Secondly, courts need to stop considering fraud a ‘victimless crime’. It’s hardly that. Sentencing should address deterrence and punishment.
Symcor: What needs to change to enhance our current risk posture?
Chris Mathers: I think that we need to revisit our approach to privacy regulation in Canada and bring it in line with modern realities. It is particularly challenging to combat financial criminals when our current legislative framework precludes the sharing of information in all but limited circumstances.
Privacy and data protection are paramount; however it is important to have a framework where certain information may be shared for legitimate purposes in combating financial crimes.
Symcor: What was the most challenging aspect of working undercover, and what were the key learnings that came out of your experience as an undercover operative?
Chris Mathers: The most challenging aspect? Trying not to get shot!
Seriously though, I learned that criminals are still people. They have the same wishes, dreams, and desires that everyone else has. The difference is that they’ll do anything to realize those. They also know that honest people think everyone else is honest. Criminals know that this isn’t true.
Interested in learning more about Synthetic Identity Fraud? Register now for the 4th Annual COR.SPARK Innovation Summit on November 14 in Toronto to hear Chris Mathers discuss financial crimes. You can look forward to a day of learning and networking with Fintech thought-leaders, and financial and security professionals from across Canada.

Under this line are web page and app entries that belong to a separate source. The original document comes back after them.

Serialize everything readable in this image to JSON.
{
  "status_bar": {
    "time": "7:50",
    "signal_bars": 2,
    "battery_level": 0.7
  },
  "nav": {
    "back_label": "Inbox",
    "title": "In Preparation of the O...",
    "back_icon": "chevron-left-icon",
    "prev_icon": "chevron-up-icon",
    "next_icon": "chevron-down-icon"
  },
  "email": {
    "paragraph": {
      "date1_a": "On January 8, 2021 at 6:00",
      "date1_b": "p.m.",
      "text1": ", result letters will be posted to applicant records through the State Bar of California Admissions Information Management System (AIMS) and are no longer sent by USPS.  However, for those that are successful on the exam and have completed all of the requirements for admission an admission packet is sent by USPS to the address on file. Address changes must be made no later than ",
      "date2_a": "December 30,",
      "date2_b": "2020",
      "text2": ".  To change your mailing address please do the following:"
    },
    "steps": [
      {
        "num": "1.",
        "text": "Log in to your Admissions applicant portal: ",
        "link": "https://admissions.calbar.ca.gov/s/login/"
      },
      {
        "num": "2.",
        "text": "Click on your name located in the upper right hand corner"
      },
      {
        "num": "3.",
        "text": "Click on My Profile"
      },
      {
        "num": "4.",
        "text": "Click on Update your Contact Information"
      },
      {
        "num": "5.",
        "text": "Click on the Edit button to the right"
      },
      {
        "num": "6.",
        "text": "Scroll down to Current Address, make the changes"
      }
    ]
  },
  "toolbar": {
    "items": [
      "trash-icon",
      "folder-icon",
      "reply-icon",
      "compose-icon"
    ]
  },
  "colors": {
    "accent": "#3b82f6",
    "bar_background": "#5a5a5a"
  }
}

Visit us at www.symcor.ca/register to join our exclusive guest list.